Connolly stood aloof from the leadership of the Irish Volunteers. He considered them too bourgeois and unconcerned with Ireland’s economic independence. In 1916, thinking they were merely posturing and unwilling to take decisive action against Britain, he attempted to goad them into action by threatening to send the ICA against the British Empire alone, if necessary. This alarmed the members of the Irish Republican Brotherhood, who had already infiltrated the Volunteers and had plans for an insurrection that very year. In order to talk Connolly out of any such rash action, the IRB leaders, including Tom Clarke and Patrick Pearse, met with Connolly to see if an agreement could be reached. It has been said that he was kidnapped by them, but this has been denied of late and must at some point come down to a matter of semantics. As it was, he disappeared for three days without telling anyone where he had been. During the meeting the IRB and the ICA agreed to act together at Easter of that year.
When the Easter Rising occurred on 24 April 1916, Connolly was Commandant of the Dublin Brigade, and as the Dublin Brigade had the most substantial role in the rising, he was de factoCommander in Chief. Following the surrender, he said to other prisoners: “Don’t worry. Those of us that signed the proclamation will be shot. But the rest of you will be set free.” Connolly was not actually held in jail, but in a room (now called the “Connolly Room”) at the State Apartments inDublin Castle, which had been converted to a First Aid station for British Troops recovering from the war. He was taken to Royal Hospital Kilmainham, across the road from the jail and then taken to the jail to be executed by the British. Visited by his wife, and asking about public opinion, he commented ‘They all forget that I am an Irishman’. He confessed his sins, said to be his first religious act since marriage.

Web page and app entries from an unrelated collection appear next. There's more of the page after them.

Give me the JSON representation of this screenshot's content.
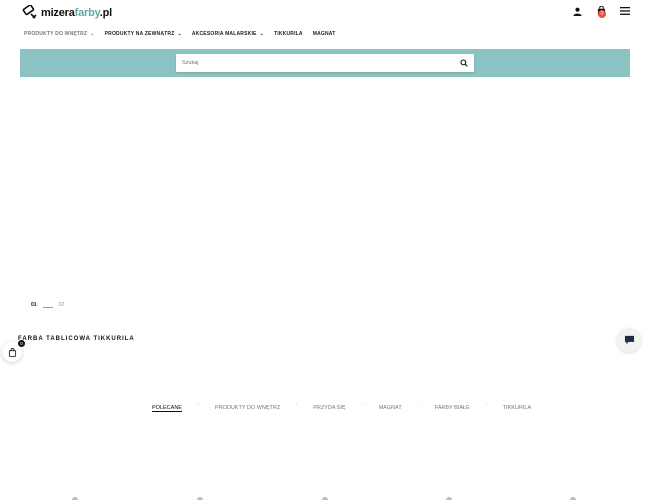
{
  "header": {
    "logo": {
      "part1": "mizera",
      "part2": "farby",
      "part3": ".pl"
    },
    "cart_count": "0"
  },
  "nav": {
    "items": [
      {
        "label": "PRODUKTY DO WNĘTRZ",
        "has_dropdown": true,
        "active": true
      },
      {
        "label": "PRODUKTY NA ZEWNĄTRZ",
        "has_dropdown": true
      },
      {
        "label": "AKCESORIA MALARSKIE",
        "has_dropdown": true
      },
      {
        "label": "TIKKURILA",
        "has_dropdown": false
      },
      {
        "label": "MAGNAT",
        "has_dropdown": false
      }
    ]
  },
  "search": {
    "placeholder": "Szukaj"
  },
  "slider": {
    "current": "01",
    "next": "02"
  },
  "product_title": "FARBA TABLICOWA TIKKURILA",
  "floating_cart": {
    "count": "0"
  },
  "tabs": [
    {
      "label": "POLECANE",
      "active": true
    },
    {
      "label": "PRODUKTY DO WNĘTRZ"
    },
    {
      "label": "PRZYDA SIĘ"
    },
    {
      "label": "MAGNAT"
    },
    {
      "label": "FARBY BIAŁE"
    },
    {
      "label": "TIKKURILA"
    }
  ],
  "colors": {
    "accent": "#8cc3c2",
    "badge": "#e8503a",
    "logo_accent": "#5aa9a8"
  }
}
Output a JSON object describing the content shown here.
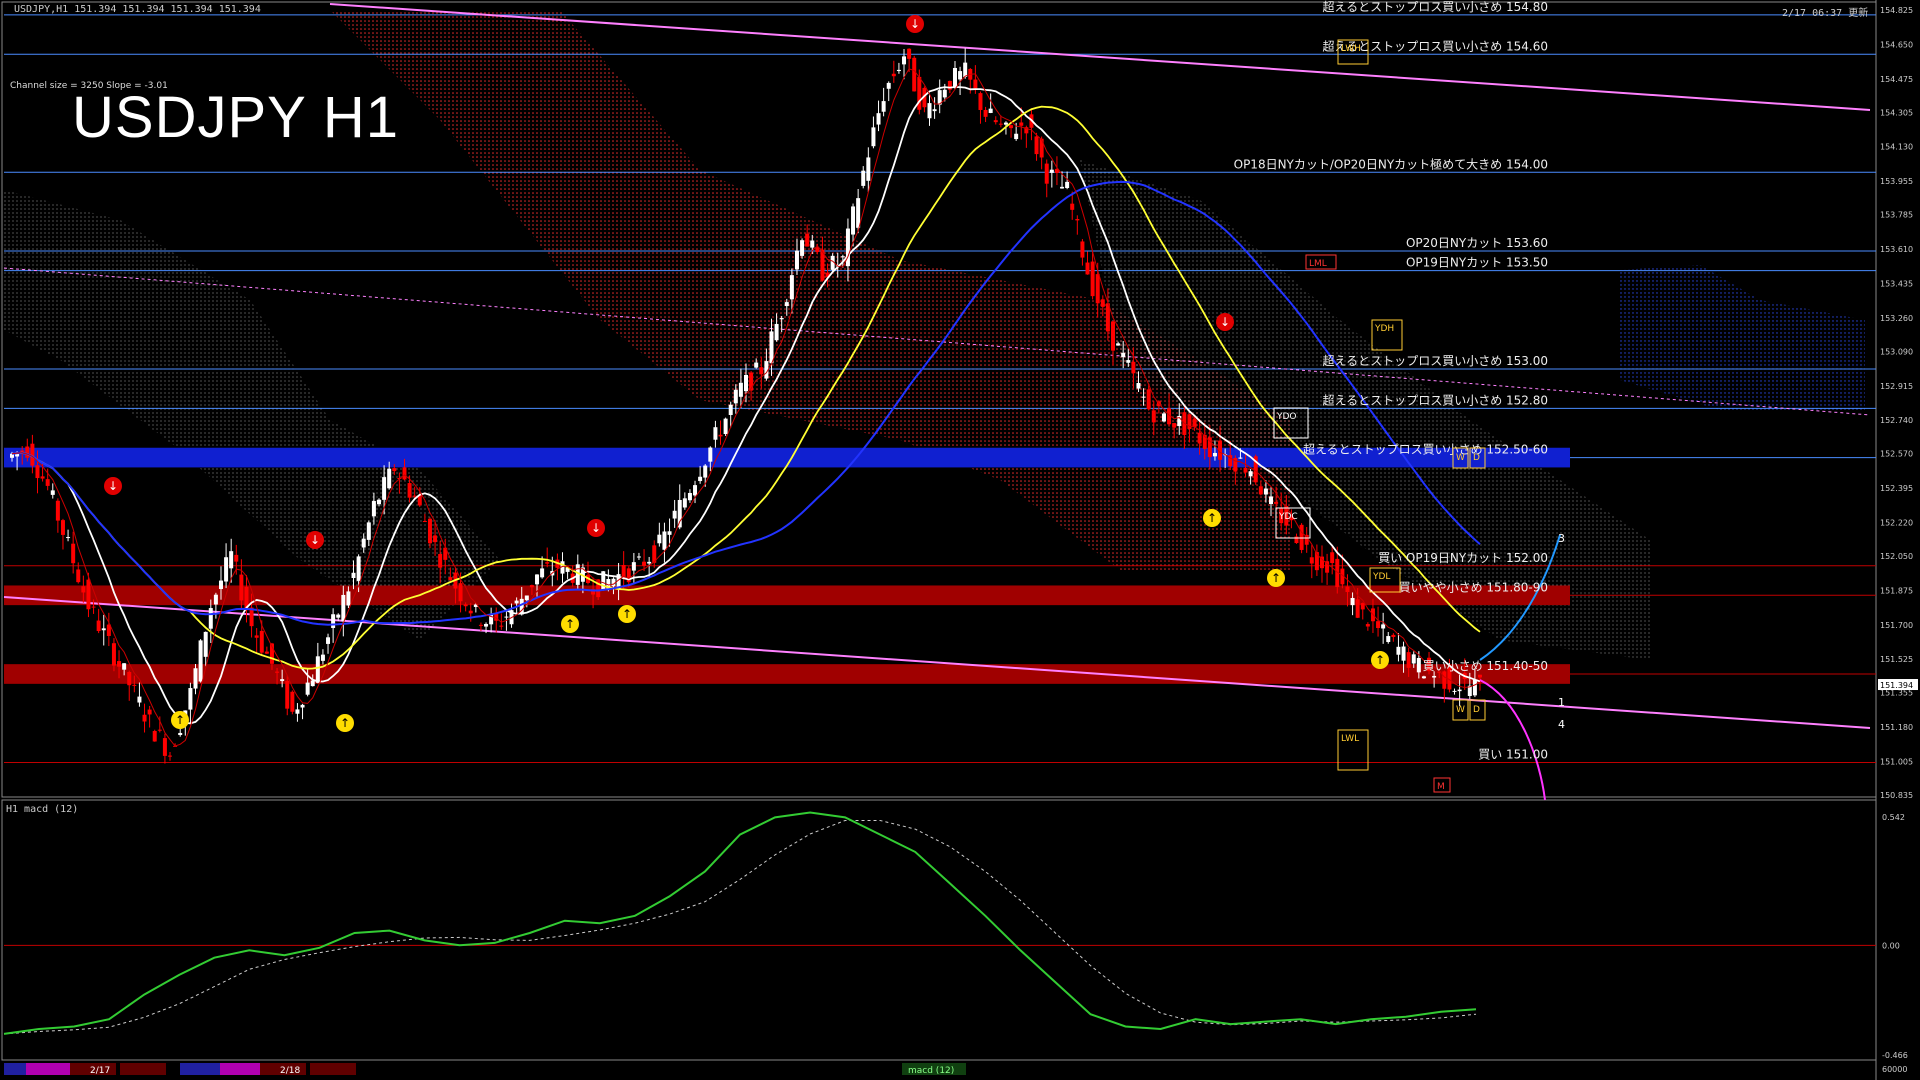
{
  "header": {
    "symbol_line": "USDJPY,H1 151.394 151.394 151.394 151.394",
    "datetime": "2/17 06:37 更新",
    "channel_info": "Channel size = 3250 Slope = -3.01",
    "big_title": "USDJPY H1"
  },
  "colors": {
    "background": "#000000",
    "bull": "#ffffff",
    "bear": "#ff0000",
    "blue_level": "#4a8cff",
    "red_level": "#c00000",
    "cloud": "#ff4040",
    "macd_main": "#33cc33",
    "macd_down": "#ff6aa0"
  },
  "indicator": {
    "title": "H1 macd (12)",
    "max": "0.542",
    "zero": "0.00",
    "min": "-0.466",
    "bottom": "60000"
  },
  "date_bar": {
    "d1": "2/17",
    "d2": "2/18",
    "macd_label": "macd (12)"
  },
  "price_axis": [
    "154.825",
    "154.650",
    "154.475",
    "154.305",
    "154.130",
    "153.955",
    "153.785",
    "153.610",
    "153.435",
    "153.260",
    "153.090",
    "152.915",
    "152.740",
    "152.570",
    "152.395",
    "152.220",
    "152.050",
    "151.875",
    "151.700",
    "151.525",
    "151.355",
    "151.180",
    "151.005",
    "150.835"
  ],
  "current_price": "151.394",
  "annotations": {
    "a1": "超えるとストップロス買い小さめ 154.80",
    "a2": "超えるとストップロス買い小さめ 154.60",
    "a3": "OP18日NYカット/OP20日NYカット極めて大きめ 154.00",
    "a4": "OP20日NYカット 153.60",
    "a5": "OP19日NYカット 153.50",
    "a6": "超えるとストップロス買い小さめ 153.00",
    "a7": "超えるとストップロス買い小さめ 152.80",
    "a8": "超えるとストップロス買い小さめ 152.50-60",
    "a9": "買い OP19日NYカット 152.00",
    "a10": "買いやや小さめ 151.80-90",
    "a11": "買い小さめ 151.40-50",
    "a12": "買い 151.00"
  },
  "markers": {
    "lwh": "LWH",
    "lml": "LML",
    "ydh": "YDH",
    "ydo": "YDO",
    "ydc": "YDC",
    "ydl": "YDL",
    "lwl": "LWL",
    "m": "M",
    "w": "W",
    "d": "D",
    "n1": "1",
    "n3": "3",
    "n4": "4"
  },
  "chart_data": {
    "type": "candlestick",
    "symbol": "USDJPY",
    "timeframe": "H1",
    "ylim": [
      150.835,
      154.825
    ],
    "x_ticks": [
      "2/17",
      "2/18"
    ],
    "levels": [
      154.8,
      154.6,
      154.0,
      153.6,
      153.5,
      153.0,
      152.8,
      152.55,
      152.0,
      151.85,
      151.45,
      151.0
    ],
    "price_path": [
      152.55,
      152.6,
      152.4,
      152.1,
      151.8,
      151.6,
      151.4,
      151.2,
      151.05,
      151.35,
      151.8,
      152.05,
      151.7,
      151.5,
      151.25,
      151.45,
      151.7,
      151.95,
      152.3,
      152.5,
      152.35,
      152.1,
      151.9,
      151.75,
      151.7,
      151.8,
      151.95,
      152.0,
      151.95,
      151.9,
      151.95,
      152.0,
      152.1,
      152.3,
      152.5,
      152.7,
      152.9,
      153.0,
      153.3,
      153.7,
      153.5,
      153.55,
      154.0,
      154.4,
      154.6,
      154.3,
      154.45,
      154.5,
      154.3,
      154.2,
      154.25,
      154.0,
      153.9,
      153.5,
      153.2,
      153.0,
      152.8,
      152.75,
      152.7,
      152.6,
      152.55,
      152.5,
      152.3,
      152.2,
      152.05,
      152.0,
      151.8,
      151.7,
      151.6,
      151.5,
      151.45,
      151.4,
      151.39
    ],
    "macd_path": [
      -0.36,
      -0.34,
      -0.33,
      -0.3,
      -0.2,
      -0.12,
      -0.05,
      -0.02,
      -0.04,
      -0.01,
      0.05,
      0.06,
      0.02,
      0.0,
      0.01,
      0.05,
      0.1,
      0.09,
      0.12,
      0.2,
      0.3,
      0.45,
      0.52,
      0.54,
      0.52,
      0.45,
      0.38,
      0.25,
      0.12,
      -0.02,
      -0.15,
      -0.28,
      -0.33,
      -0.34,
      -0.3,
      -0.32,
      -0.31,
      -0.3,
      -0.32,
      -0.3,
      -0.29,
      -0.27,
      -0.26
    ]
  }
}
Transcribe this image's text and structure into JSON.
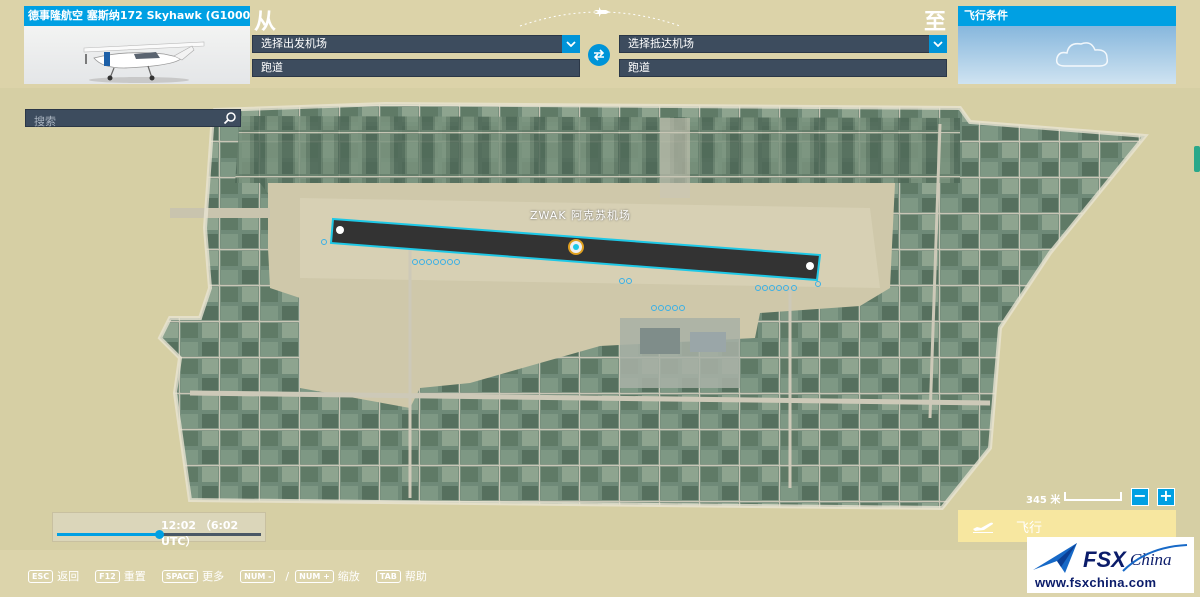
{
  "aircraft": {
    "title": "德事隆航空 塞斯纳172 Skyhawk (G1000)"
  },
  "route": {
    "from_label": "从",
    "to_label": "至",
    "departure_placeholder": "选择出发机场",
    "arrival_placeholder": "选择抵达机场",
    "departure_runway": "跑道",
    "arrival_runway": "跑道"
  },
  "conditions": {
    "title": "飞行条件"
  },
  "map": {
    "search_placeholder": "搜索",
    "airport_label": "ZWAK 阿克苏机场",
    "scale_label": "345 米",
    "zoom_out": "−",
    "zoom_in": "+"
  },
  "time": {
    "display": "12:02 （6:02 UTC）",
    "slider_fraction": 0.5
  },
  "fly": {
    "label": "飞行"
  },
  "hints": [
    {
      "key": "ESC",
      "label": "返回"
    },
    {
      "key": "F12",
      "label": "重置"
    },
    {
      "key": "SPACE",
      "label": "更多"
    },
    {
      "key": "NUM -",
      "label": ""
    },
    {
      "key": "NUM +",
      "label": "缩放"
    },
    {
      "key": "TAB",
      "label": "帮助"
    }
  ],
  "hint_separator": "/",
  "watermark": {
    "brand": "FSX China",
    "url": "www.fsxchina.com"
  },
  "colors": {
    "accent": "#00a0e3",
    "panel": "#3d4c5e",
    "runway": "#333333",
    "runway_outline": "#1ec8e6",
    "fly_button": "#f7e7a0"
  },
  "icons": [
    "chevron-down-icon",
    "swap-icon",
    "search-icon",
    "plane-icon",
    "cloud-icon",
    "takeoff-icon"
  ]
}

James Connolly was survived by his wife Lillie and several children, of whom Nora became an influential writer and campaigner within the Republican movement as an adult, and Roddy continued his father’s politics. In later years both became members of the Oireachtas. John Connelly is a direct descendent of James.